How Can Consumer Reports help you decide about Cataract Surgery?
Uday Devgan, MD, FACS, FRCS
Consumer Reports has a Choosing Wisely campaign where they seek to educate patients about important healthcare decisions. They offer a pocket card with the 5 questions that are important to ask a physician prior to a treatment. This is very helpful and can save patients from unnecessary tests, treatments, or procedures and more importantly, it will help patients make informed decisions about their own health.
I am especially interested in these 5 questions because they emphasize the education and explanation that I give to each patient. I specialize in cataract surgery which is the most commonly performed surgery in the USA. A cataract is when the human lens, which is behind the blue or brown iris of the eye, becomes cloudy and opaque. Cataract surgery means that we remove the cloudy human lens from the eye and we replace it with a man-made lens. There are new types of lens implants which can also correct for reading vision, treat underlying astigmatism, and deliver 20/20 vision without glasses.
Everyone, you and me included, will eventually have cataract surgery if we live long enough. And cataract surgery is a critically important surgery because it is operating on our most precious sense, our vision. Take your time and do your research before making any decisions.
1. Do I really need this test or procedure?

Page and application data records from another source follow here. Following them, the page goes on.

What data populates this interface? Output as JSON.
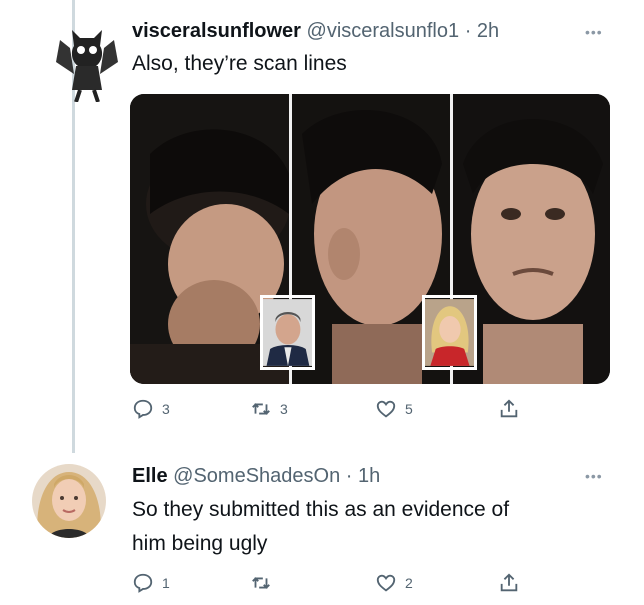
{
  "tweet1": {
    "display_name": "visceralsunflower",
    "handle": "@visceralsunflo1",
    "separator": "·",
    "time": "2h",
    "text": "Also, they’re scan lines",
    "replies": "3",
    "retweets": "3",
    "likes": "5"
  },
  "tweet2": {
    "display_name": "Elle",
    "handle": "@SomeShadesOn",
    "separator": "·",
    "time": "1h",
    "text_line1": "So they submitted this as an evidence of",
    "text_line2": "him being ugly",
    "replies": "1",
    "retweets": "",
    "likes": "2"
  },
  "icons": [
    "more-dots-icon",
    "reply-icon",
    "retweet-icon",
    "like-icon",
    "share-icon"
  ],
  "colors": {
    "muted": "#536471",
    "thread_line": "#cfd9de",
    "text": "#0f1419"
  }
}
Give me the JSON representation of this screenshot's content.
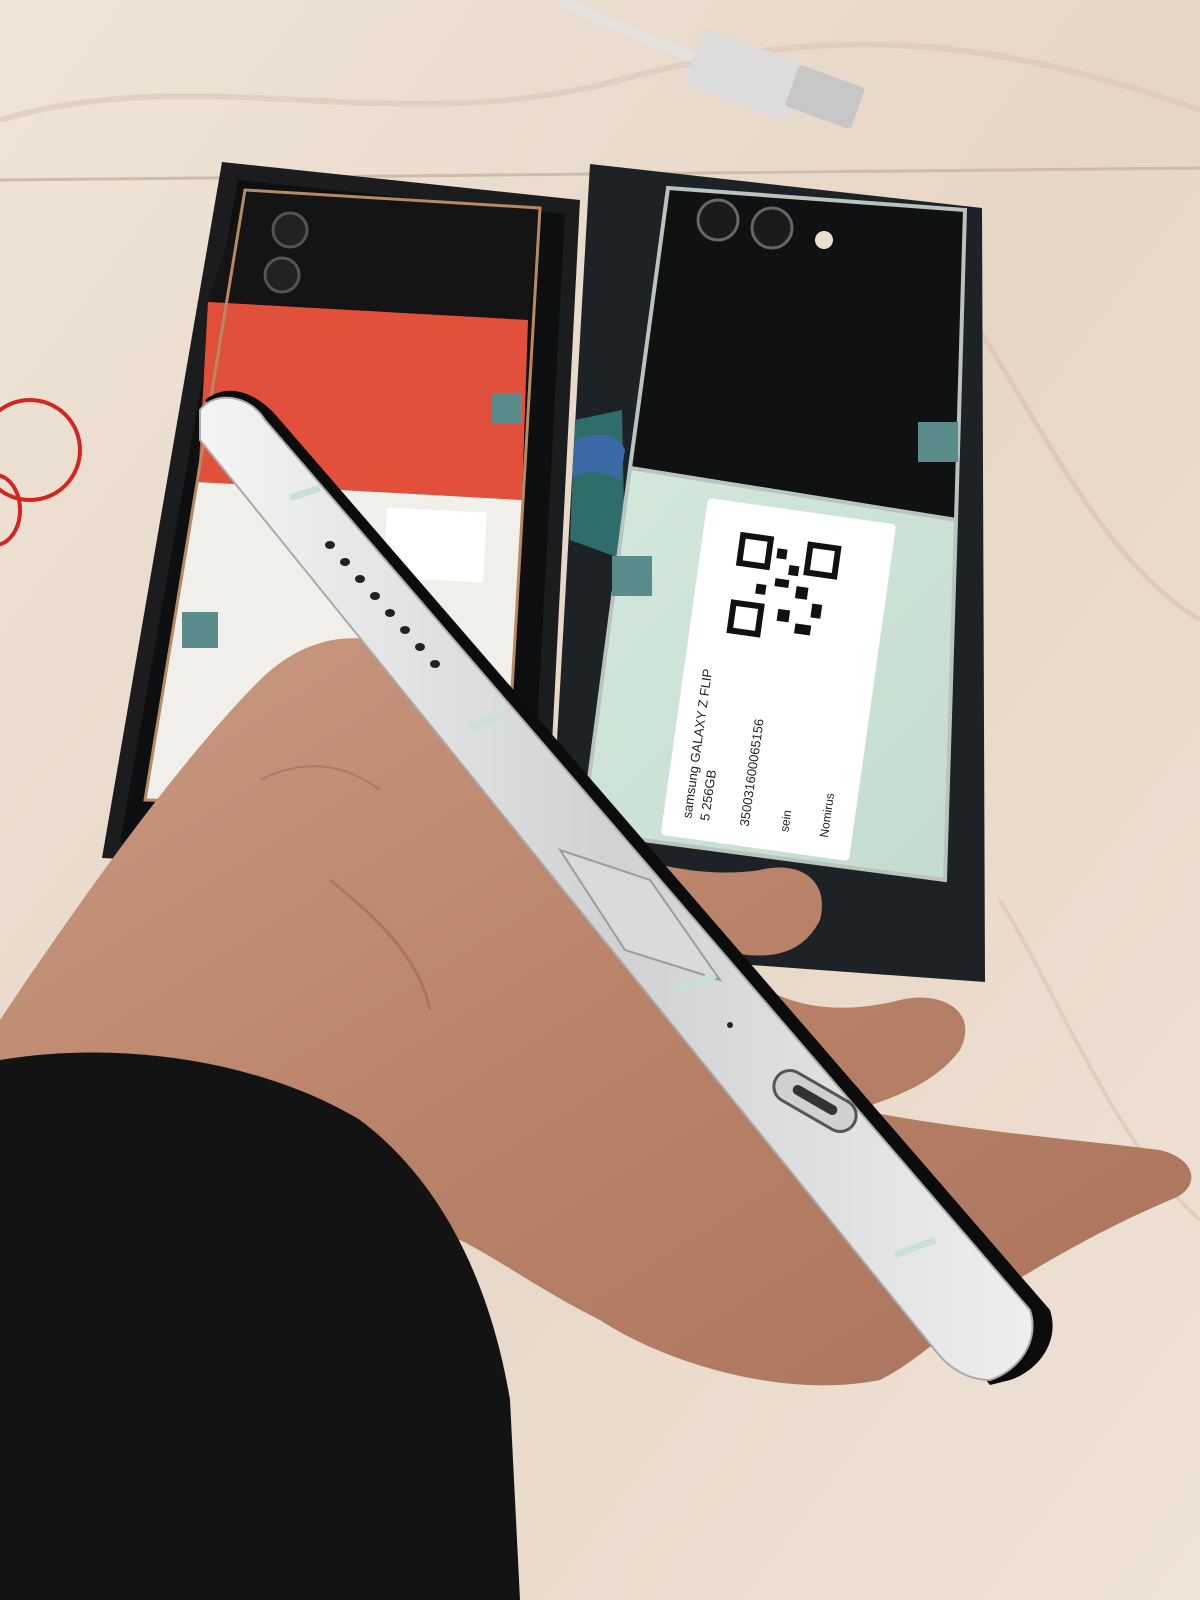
{
  "photo": {
    "label": {
      "brand_model": "samsung GALAXY Z FLIP",
      "model_storage": "5 256GB",
      "imei": "350031600065156",
      "color_left": "sein",
      "color_right": "Nomirus"
    }
  }
}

Cataract surgery is a purely elective surgery that can help restore excellent vision and even reduce the need for glasses. But if you are currently seeing well enough to enjoy your daily activities like driving, watching television, and reading, then there is no rush to operate. As the saying goes, if it's not broken, don't fix it. Generally, I recommend that patients wait until they are noticing trouble reading street signs, difficulty with night vision, or inability to read despite using glasses before considering cataract surgery. Again it depends on the patient since someone such as an airplane pilot will likely want to restore his vision to 20/20 earlier than a typical patient who doesn't have such visual demands.
2. What are the risks and side effects?
When done the most advanced way, the risks for cataract surgery are very low. More than 99% of patients can have a successful cataract surgery and a great visual outcome. The worst possible risk is endophthalmitis, means that an infection occurs in the eye after the surgery and can damage the vision, which occurs in about 1 in 3,000 patients. More common side effects include damage to delicate intra-ocular structures such as the lens capsule or iris which occurs in less than 1% of cases when performed by an expert surgeon. The man made lens that is implanted at the time of cataract surgery has excellent optical qualities but it is not as good as the healthy, natural lens in young people. Like with all other medical implants such as artificial hips or heart valves, nothing is as good as being young and healthy. Some patients report glare, halos, or other visual issues with the lens implants. Fortunately, this is relatively uncommon and the vast majority of patients report far improved vision after cataract surgery.
3. Are there simpler, safer options?
If the cataract changes are mild, then perhaps a change in your glasses prescription may be sufficient to improve your vision. But if the cataract is becoming significantly opaque, then the only way to improve your vision is cataract surgery. Research is being done to develop alternative therapies and medications which may improve cataracts, but that is still many years from being FDA approved and widely available. Recent developments have made cataract surgery much safer than in the past. We now have lasers and ultrasonic methods of assisting with cataract surgery so that it can now be done without needles, stitches, or even an eye patch. The surgery is bloodless and takes about 10 minutes, with most patients achieving excellent vision within a day or two. Anesthesia for cataract surgery is very light with just a mild degree of sedation while the eye is numbed with eye drops.
4. What happens if I don't do anything?
There is no rush to operate and you can delay doing cataract surgery for months or even years. If you're happy with your current vision and it's not too blurry, do nothing. The cataracts will typically worsen as you age and you may notice further visual decline. When you finally feel that you can't stand having poor vision and you want to restore your vision, then consider cataract surgery. When cataracts become severe they can cause blindness but even then surgery can help to improve the vision.
5. How much does it cost, and will my insurance pay for it?
Yes, most insurance plans and Medicare will cover the cost of cataract surgery when it is deemed medically necessary. The typical allowed charge for the surgeon fee is about $700 under Medicare with the anesthesia fee and the facility fee for use of the operating room and supplies billed separately by those entities. The fees to correct underlying focusing issues such as astigmatism, to implant specialized lenses, or to use laser assistance in surgery are considered non-covered costs and the fees, which can be a few thousand dollars per eye, are paid directly by the patient.
Cataract surgery will affect that you see the world, every waking moment, for the rest of your life. Modern techniques of advanced cataract surgery are able to restore excellent vision to the vast majority of patients. Do your homework and make sure that you go through Consumer Reports' 5 Questions before making any decision and see Dr. Devgan for a consultation to discuss all of your options.